What to produce: All lines below are to be output exactly as they stand.

Website and app data records
==========
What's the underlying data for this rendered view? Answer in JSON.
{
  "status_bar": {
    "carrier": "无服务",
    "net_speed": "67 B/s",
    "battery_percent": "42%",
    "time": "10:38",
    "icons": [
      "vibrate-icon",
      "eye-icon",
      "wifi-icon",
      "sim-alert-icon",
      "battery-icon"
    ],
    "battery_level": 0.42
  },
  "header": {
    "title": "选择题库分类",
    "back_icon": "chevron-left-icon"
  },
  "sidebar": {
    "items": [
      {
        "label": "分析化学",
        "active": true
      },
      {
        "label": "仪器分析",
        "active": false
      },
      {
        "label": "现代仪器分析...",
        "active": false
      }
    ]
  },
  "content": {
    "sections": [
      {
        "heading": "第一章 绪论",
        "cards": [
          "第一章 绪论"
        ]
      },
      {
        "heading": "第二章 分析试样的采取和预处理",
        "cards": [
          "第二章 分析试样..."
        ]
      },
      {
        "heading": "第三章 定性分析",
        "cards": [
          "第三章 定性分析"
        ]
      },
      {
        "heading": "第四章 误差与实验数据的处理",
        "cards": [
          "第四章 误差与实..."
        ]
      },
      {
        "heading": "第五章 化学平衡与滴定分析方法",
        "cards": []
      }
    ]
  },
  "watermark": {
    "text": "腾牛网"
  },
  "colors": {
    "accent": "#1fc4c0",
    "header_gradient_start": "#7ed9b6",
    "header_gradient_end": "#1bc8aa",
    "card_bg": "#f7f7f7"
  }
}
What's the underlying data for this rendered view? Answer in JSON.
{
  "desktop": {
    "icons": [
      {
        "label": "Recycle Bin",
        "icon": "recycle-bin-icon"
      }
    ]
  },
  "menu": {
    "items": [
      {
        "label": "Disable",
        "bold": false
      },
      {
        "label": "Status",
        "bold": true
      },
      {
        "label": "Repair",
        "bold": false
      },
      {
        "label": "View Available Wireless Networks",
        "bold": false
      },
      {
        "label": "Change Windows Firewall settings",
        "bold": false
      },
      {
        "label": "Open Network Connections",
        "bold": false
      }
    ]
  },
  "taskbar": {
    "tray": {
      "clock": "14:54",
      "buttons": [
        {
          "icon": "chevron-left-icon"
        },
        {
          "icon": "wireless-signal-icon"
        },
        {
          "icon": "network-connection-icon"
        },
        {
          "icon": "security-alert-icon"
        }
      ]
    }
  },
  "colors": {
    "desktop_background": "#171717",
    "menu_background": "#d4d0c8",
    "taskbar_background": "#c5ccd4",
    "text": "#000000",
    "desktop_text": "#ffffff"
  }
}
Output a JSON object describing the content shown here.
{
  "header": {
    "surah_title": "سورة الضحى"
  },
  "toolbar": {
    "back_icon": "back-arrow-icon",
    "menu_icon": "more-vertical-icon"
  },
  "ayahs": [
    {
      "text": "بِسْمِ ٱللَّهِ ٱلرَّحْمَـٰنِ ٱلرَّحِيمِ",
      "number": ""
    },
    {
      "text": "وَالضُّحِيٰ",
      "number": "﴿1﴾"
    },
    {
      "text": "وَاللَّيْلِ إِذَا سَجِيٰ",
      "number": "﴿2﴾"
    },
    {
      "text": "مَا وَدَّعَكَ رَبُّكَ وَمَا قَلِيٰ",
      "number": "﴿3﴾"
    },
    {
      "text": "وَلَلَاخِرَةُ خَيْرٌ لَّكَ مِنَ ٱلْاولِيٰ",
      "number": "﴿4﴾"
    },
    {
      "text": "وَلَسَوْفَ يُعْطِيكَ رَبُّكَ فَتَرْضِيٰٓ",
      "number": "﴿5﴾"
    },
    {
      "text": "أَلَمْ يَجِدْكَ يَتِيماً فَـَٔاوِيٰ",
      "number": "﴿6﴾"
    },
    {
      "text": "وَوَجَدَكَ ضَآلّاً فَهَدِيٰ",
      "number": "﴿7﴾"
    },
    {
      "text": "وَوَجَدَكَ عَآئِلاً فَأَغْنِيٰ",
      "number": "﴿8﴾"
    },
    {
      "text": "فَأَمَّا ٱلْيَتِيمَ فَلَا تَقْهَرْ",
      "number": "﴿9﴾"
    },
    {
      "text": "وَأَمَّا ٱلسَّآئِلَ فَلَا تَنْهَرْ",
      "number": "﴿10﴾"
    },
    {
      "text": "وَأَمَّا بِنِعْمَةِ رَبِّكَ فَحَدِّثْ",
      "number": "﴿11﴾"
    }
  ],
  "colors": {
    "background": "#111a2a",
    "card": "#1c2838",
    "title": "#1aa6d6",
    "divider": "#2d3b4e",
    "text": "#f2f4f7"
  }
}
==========
Exercise result:
What's the underlying data for this rendered view? Answer in JSON.
{
  "status_bar": {
    "carrier": "无服务",
    "net_speed": "67 B/s",
    "battery_percent": "42%",
    "time": "10:38",
    "icons": [
      "vibrate-icon",
      "eye-icon",
      "wifi-icon",
      "sim-alert-icon",
      "battery-icon"
    ],
    "battery_level": 0.42
  },
  "header": {
    "title": "选择题库分类",
    "back_icon": "chevron-left-icon"
  },
  "sidebar": {
    "items": [
      {
        "label": "分析化学",
        "active": true
      },
      {
        "label": "仪器分析",
        "active": false
      },
      {
        "label": "现代仪器分析...",
        "active": false
      }
    ]
  },
  "content": {
    "sections": [
      {
        "heading": "第一章 绪论",
        "cards": [
          "第一章 绪论"
        ]
      },
      {
        "heading": "第二章 分析试样的采取和预处理",
        "cards": [
          "第二章 分析试样..."
        ]
      },
      {
        "heading": "第三章 定性分析",
        "cards": [
          "第三章 定性分析"
        ]
      },
      {
        "heading": "第四章 误差与实验数据的处理",
        "cards": [
          "第四章 误差与实..."
        ]
      },
      {
        "heading": "第五章 化学平衡与滴定分析方法",
        "cards": []
      }
    ]
  },
  "watermark": {
    "text": "腾牛网"
  },
  "colors": {
    "accent": "#1fc4c0",
    "header_gradient_start": "#7ed9b6",
    "header_gradient_end": "#1bc8aa",
    "card_bg": "#f7f7f7"
  }
}
What's the underlying data for this rendered view? Answer in JSON.
{
  "desktop": {
    "icons": [
      {
        "label": "Recycle Bin",
        "icon": "recycle-bin-icon"
      }
    ]
  },
  "menu": {
    "items": [
      {
        "label": "Disable",
        "bold": false
      },
      {
        "label": "Status",
        "bold": true
      },
      {
        "label": "Repair",
        "bold": false
      },
      {
        "label": "View Available Wireless Networks",
        "bold": false
      },
      {
        "label": "Change Windows Firewall settings",
        "bold": false
      },
      {
        "label": "Open Network Connections",
        "bold": false
      }
    ]
  },
  "taskbar": {
    "tray": {
      "clock": "14:54",
      "buttons": [
        {
          "icon": "chevron-left-icon"
        },
        {
          "icon": "wireless-signal-icon"
        },
        {
          "icon": "network-connection-icon"
        },
        {
          "icon": "security-alert-icon"
        }
      ]
    }
  },
  "colors": {
    "desktop_background": "#171717",
    "menu_background": "#d4d0c8",
    "taskbar_background": "#c5ccd4",
    "text": "#000000",
    "desktop_text": "#ffffff"
  }
}
Output a JSON object describing the content shown here.
{
  "header": {
    "surah_title": "سورة الضحى"
  },
  "toolbar": {
    "back_icon": "back-arrow-icon",
    "menu_icon": "more-vertical-icon"
  },
  "ayahs": [
    {
      "text": "بِسْمِ ٱللَّهِ ٱلرَّحْمَـٰنِ ٱلرَّحِيمِ",
      "number": ""
    },
    {
      "text": "وَالضُّحِيٰ",
      "number": "﴿1﴾"
    },
    {
      "text": "وَاللَّيْلِ إِذَا سَجِيٰ",
      "number": "﴿2﴾"
    },
    {
      "text": "مَا وَدَّعَكَ رَبُّكَ وَمَا قَلِيٰ",
      "number": "﴿3﴾"
    },
    {
      "text": "وَلَلَاخِرَةُ خَيْرٌ لَّكَ مِنَ ٱلْاولِيٰ",
      "number": "﴿4﴾"
    },
    {
      "text": "وَلَسَوْفَ يُعْطِيكَ رَبُّكَ فَتَرْضِيٰٓ",
      "number": "﴿5﴾"
    },
    {
      "text": "أَلَمْ يَجِدْكَ يَتِيماً فَـَٔاوِيٰ",
      "number": "﴿6﴾"
    },
    {
      "text": "وَوَجَدَكَ ضَآلّاً فَهَدِيٰ",
      "number": "﴿7﴾"
    },
    {
      "text": "وَوَجَدَكَ عَآئِلاً فَأَغْنِيٰ",
      "number": "﴿8﴾"
    },
    {
      "text": "فَأَمَّا ٱلْيَتِيمَ فَلَا تَقْهَرْ",
      "number": "﴿9﴾"
    },
    {
      "text": "وَأَمَّا ٱلسَّآئِلَ فَلَا تَنْهَرْ",
      "number": "﴿10﴾"
    },
    {
      "text": "وَأَمَّا بِنِعْمَةِ رَبِّكَ فَحَدِّثْ",
      "number": "﴿11﴾"
    }
  ],
  "colors": {
    "background": "#111a2a",
    "card": "#1c2838",
    "title": "#1aa6d6",
    "divider": "#2d3b4e",
    "text": "#f2f4f7"
  }
}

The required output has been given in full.